The illicit trade in consumer products not only represents a serious loss of tax revenue for governments, it can pose public health risks and undermine consumer confidence. Product authentication, allied to secure authentication and traceability technology, is a valuable tool for governments, enabling efficient tax collection and promoting public confidence.

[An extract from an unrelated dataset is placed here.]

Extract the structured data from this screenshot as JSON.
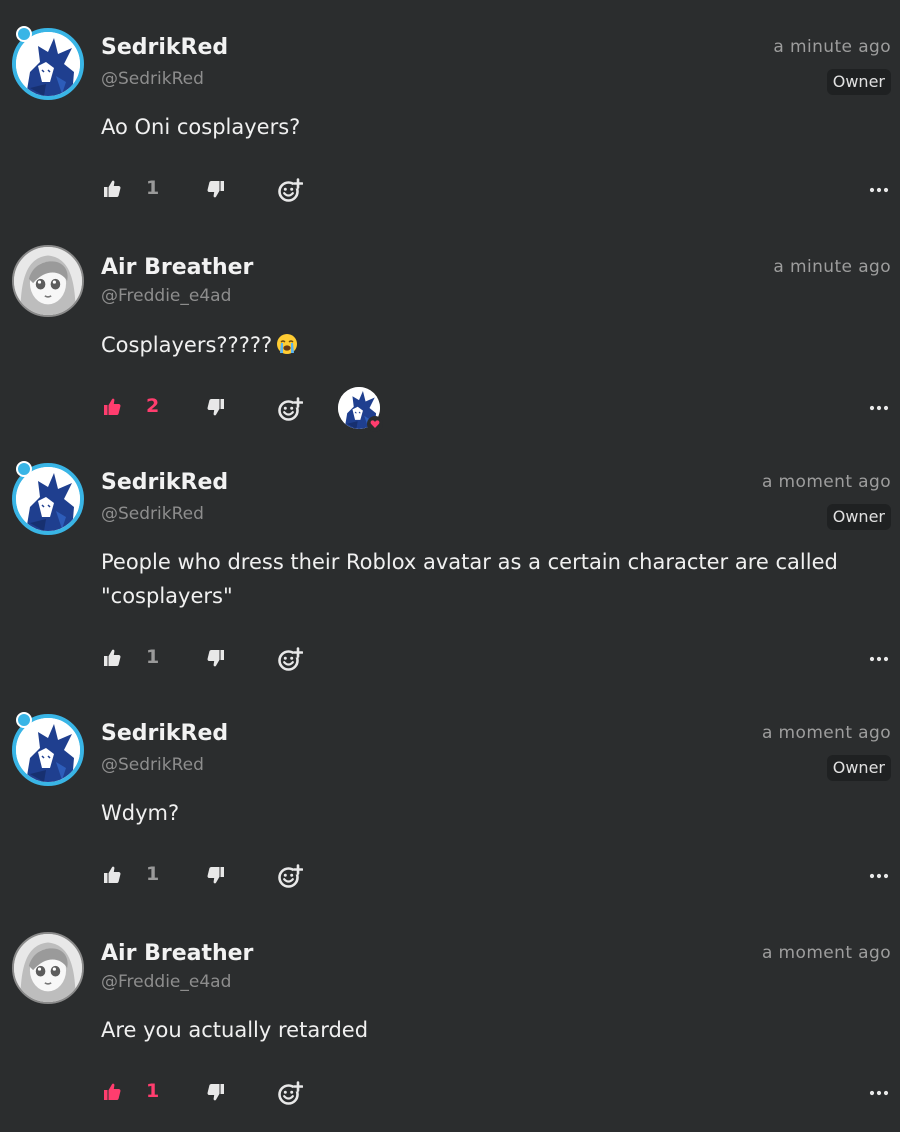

Three distinct but inter-related forms of illicit trade co-exist: Counterfeiting of legitimate products; Smuggling of genuine products; Evasion or under-reporting of production to avoid tax obligations. 

 
Although the illicit trade market may be popular with some consumers, it is far from a victimless crime: governments lose tax revenue, public health risks increase and confidence falls among consumers abused by sub-standard or dangerous products.
 
Illicit trade in goods and services:
  • Damages economic development and supports corrupt practices
  • Weakens government policies and the rule of law
  • Helps to finance organised crime
  • Undermines investment in industry and the business of legitimate traders
 
Yet the demand for cheaper products has developed large illicit markets worldwide. As a result, governments in all parts of the world have started to impose anti-counterfeiting, anti-diversion and anti-smuggling control mechanisms for tobacco, alcohol and pharmaceutical products with tracking, from point of production to final point of sale.

Their goal is to increase the visibility of counterfeiting, smuggling, and activities like diversion into 'grey' markets. To achieve this objective, governments working with SICPA can implement proven security excise tax stamps and security banderols, unique coding, production control, product authentication features, and secure track & trace.

 
To be really secure and effective, the solution needs to combine sophisticated material-based security and IT-based security. Tax stamps are only likely to be fully effective if they are supported by digital data and a central database that holds detailed information on every product - down to the level of a single pack or bottle.
 
International counterfeiting and smuggling will continue to be difficult to address unless national databases can share reliable information in a secure and timely manner. The information has to be available where and when required so government agents can effectively control production, authenticate products, tackle illicit trade, collect taxes due and protect citizens’ health.
 
 
Illicit Trade